Part VII is the Declaration. It states that the FNA is “for the purpose of enabling my Financial Consultant to identify my needs and to determine the suitability of particular financial products“. This statement reaffirms that Section D of Part III (labeled “for ILAS“) should not have biased the analysis towards ILAS.
However, the analysis was biased for a different reason: Ms. Lau was not licensed to sell any other investment products.
Concluding Remarks about the FNA
The purpose of analyzing the above FNA was not to focus criticism on Ms. Lau Wai Tak. She was inexperienced and freshly hired when she helped Leung Chung Yan fill in the above forms. Ms. Lau, like hundreds of other Convoy advisers, probably did not realize that she did anything wrong.
However, Convoy’s executives are fully aware that they systematically misrepresent the qualifications and impartiality of their advisers, both on their company’s website and on their FNA forms.
They have no excuse for issuing FNA forms that do not have a disclosure section about their advisers’ licensing credentials (or lack thereof).
For this, and for the misleading claims on their website, they should be held accountable.
Recap: A Five-Step Fraud
Step 1: Convoy falsely advertises that all of its advisers are more qualified and impartial than they really are.
Step 2: After a consumer is attracted by the false advertising, a Convoy adviser schedules a meeting with the potential customer. Half of the time, the adviser only has an insurance brokerage license.
Step 3: The adviser conducts a financial needs analysis, pretending that the analysis is unbiased. The adviser also pretends that he/she is more qualified to evaluate the client’s needs than he/she actually is. The adviser does not disclose that he/she does not have an SFC license and can’t advise on most investment products.

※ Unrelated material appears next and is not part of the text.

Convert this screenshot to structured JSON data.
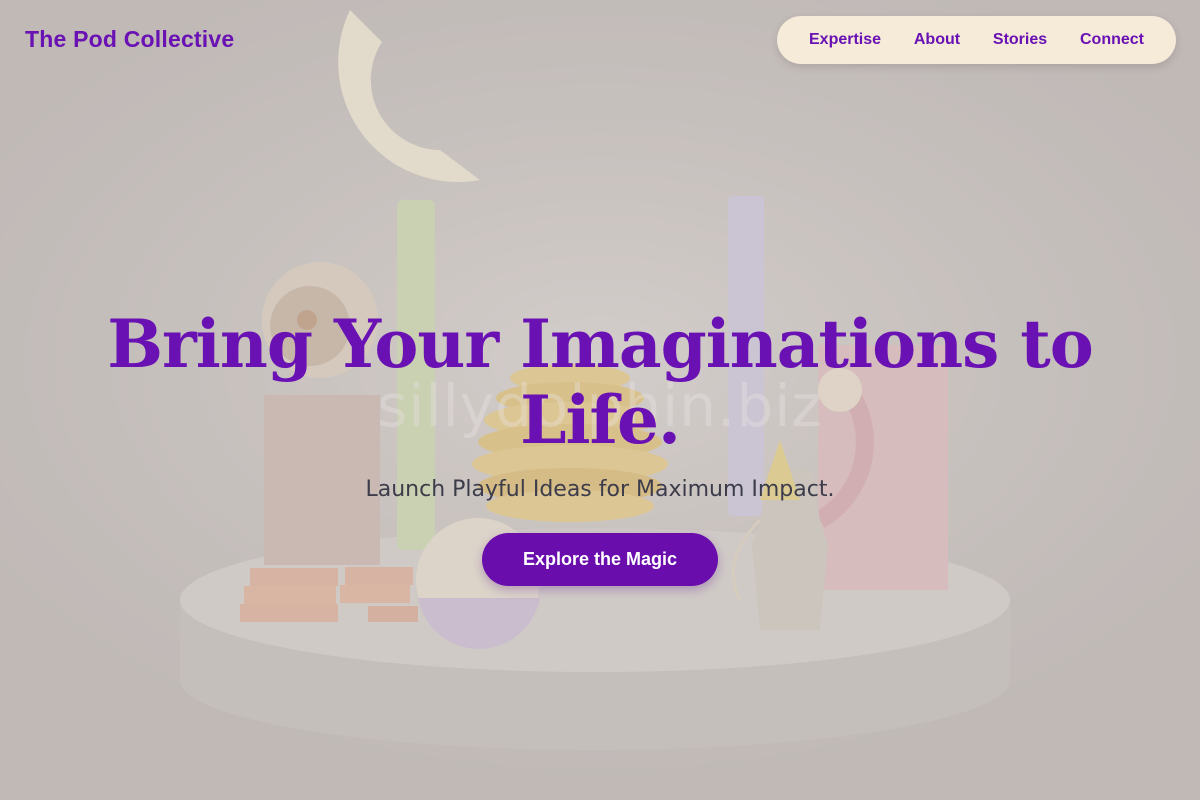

Step 4: The adviser recommends an investment-linked assurance scam (ILAS), the only investment product that he/she is licensed to sell.
Step 5: After the adviser successfully closes the sale, the insurance company pays a massive commission to Convoy. Convoy keeps most of the commission and passes the rest to the adviser.